Honda Fit Common Problems
One of the bestselling cars by Honda in recent history, the Honda Fit subcompact provides a lot of comfort for such a small car. Its revolutionary monospace construction offers lots of interior space while its “Magic Seat” system provides various cargo and seating modes for versatility on the road. Today, the Fit is found at nearly every corner of the globe with nearly 5 million units on the road.
The Honda Fit is a symbol of Honda’s drive for maximizing efficiency in its cars, but just like any other vehicle, it does have its own share of flaws. Here are some of the more frequent problems found in Honda Fit vehicles.
Variable Valve Timing
One or more of the four springs found on the engine’s variable valve timing system has been known to fail in Fit subcompacts, leading to rough idling and stalling that can severely affect handling and steering performance. Fit owners who encounter these problems must have their cars inspected and, if the spring is found to be at fault, replaced as soon as possible.
Owners of 2007-2008 Honda Fit models have also reported problems with the A/C system, particularly with the fan speed control switch. This problem is usually traced back to defects in the A/C fan, which cause the resister pack that controls the fan to burn out. Replacing both the fan and resister pack typically solves this issue.
Window Switch Water Damage
Honda has issued a recall for Fit vehicles in lieu of several cases of water damage on the power window switches on the driver’s side window. Water intrusion into the switch can lead to switch failure and pose a fire hazard.

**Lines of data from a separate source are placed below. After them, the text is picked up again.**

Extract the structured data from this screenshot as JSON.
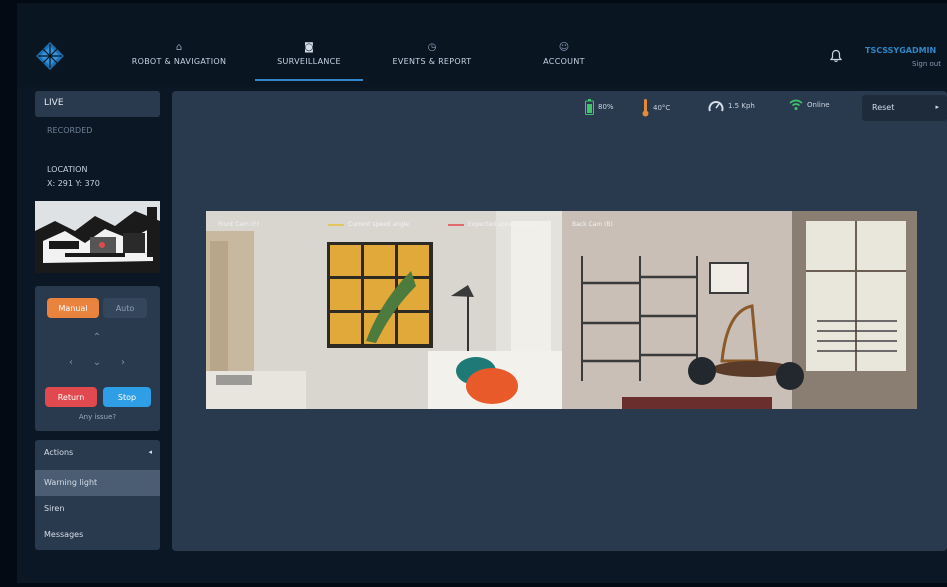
{
  "nav": {
    "tabs": [
      {
        "label": "ROBOT & NAVIGATION",
        "icon": "robot-icon"
      },
      {
        "label": "SURVEILLANCE",
        "icon": "camera-icon",
        "active": true
      },
      {
        "label": "EVENTS & REPORT",
        "icon": "clock-icon"
      },
      {
        "label": "ACCOUNT",
        "icon": "user-icon"
      }
    ],
    "user_name": "TSCSSYGADMIN",
    "user_sub": "Sign out"
  },
  "sidebar": {
    "live_label": "LIVE",
    "recorded_label": "RECORDED",
    "location_title": "LOCATION",
    "location_xy": "X: 291   Y: 370",
    "control": {
      "manual_label": "Manual",
      "auto_label": "Auto",
      "return_label": "Return",
      "stop_label": "Stop",
      "help_text": "Any issue?"
    },
    "actions": {
      "header": "Actions",
      "items": [
        "Warning light",
        "Siren",
        "Messages"
      ]
    }
  },
  "status": {
    "battery": "80%",
    "temperature": "40°C",
    "speed": "1.5 Kph",
    "connection": "Online"
  },
  "reset_label": "Reset",
  "cameras": {
    "front_label": "Front Cam (F)",
    "legend_current": "Current speed angle",
    "legend_expected": "Expected speed angle",
    "back_label": "Back Cam (B)"
  },
  "colors": {
    "accent": "#2f86c8",
    "manual": "#e9833e",
    "return": "#e0494e",
    "stop": "#2e9ee6",
    "battery": "#3fc46a",
    "temperature": "#e58a3a",
    "wifi": "#3fc46a",
    "legend_current": "#e8c03a",
    "legend_expected": "#e0494e"
  }
}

Dealers are instructed to inspect the switch; if the switch is damaged, it will be replaced immediately, but if no damage is found the switch can still be replaced but will be put on a waiting list.
The fuel filler doors of 2009-2014 Honda Fit models have been reported to not open or require a deal of force to do so. A fault in the spring and mechanisms in the door is typically the source of the problem and must be replaced.
How to Care for Your Honda Fit to Get Better Gas Mileage and Fuel Economy
The Honda Fit has always been a hit for frugal car owners. This subcompact four-door hatchback may be small, but offers big-time practicality, with its high fuel economy, space-efficient engineering, and crisp handling. But just because your car is already efficient on gas doesn't mean you can't save more. By taking care of your vehicle properly, you will spend even less than before.
- Maintain the right pressure in all four tires.
Having proper tire pressure is clearly beneficial to your car's health that newer Honda Fit models are now equipped with a tire pressure monitoring system (TPMS). Aside from saving on fuel, good pressure will prevent your tires from wearing out quickly due to bad wear patterns. It also provides better handling so you can always drive safely and avoid any accidents. If your car has a TPMS, you will always be alerted whenever the tire pressure drops significantly below recommended levels. When this happens, inspect all your tires for damage, and use an air pressure gauge to find which one has low pressure and inflate it. Note that every time you inflate, change, or rotate your tires, you will need to recalibrate the TPMS. To do this, you only need to press and hold the TPMS button until the pressure indicator blinks twice, and calibration will begin and finish automatically.
Aside from making sure your Honda Fit's tires are inflated right, keeping your wheels aligned is another preventive maintenance that will help you save money. Making sure that your tires are aligned prevents your car from pulling to either side, lengthens the life of your wheels, and adds to its braking performance. Generally, you must inspect your car's wheel alignment every 10,000 miles, but if you drive on rough roads often, then you should check it every 5,000 miles or so.
- Change the spark plug even before it's due.
Honda recommends that you change your spark plugs every 100,000 miles. However, engine problems most often occur in the last 20,000 miles. By this time, your engine may have a rough idle, have trouble starting, or even misfire. You might also notice that you are consuming more fuel than before or your car is accelerating poorly. You don't have to wait until your engine starts to go bad. Once your spark plug reaches 80,000 miles, replace it as soon as possible. This will save you money from the wasted fuel, repairs, and other components that may get damaged by the engine troubles.
- Replace your air filter often.
Your Honda Fit's air filter is the only thing keeping small yet damaging particles out of the engine. However, just like other filters, this component eventually gets dirty and will need to be replaced. Not changing your air filter can cause your car to lose up to 3 mpg, hurt its performance, or even damage its engine. Your owner's manual recommends that you replace the filter every 20,000 miles or once a year. If you drive in dusty or sandy roads, however, you must change it more often.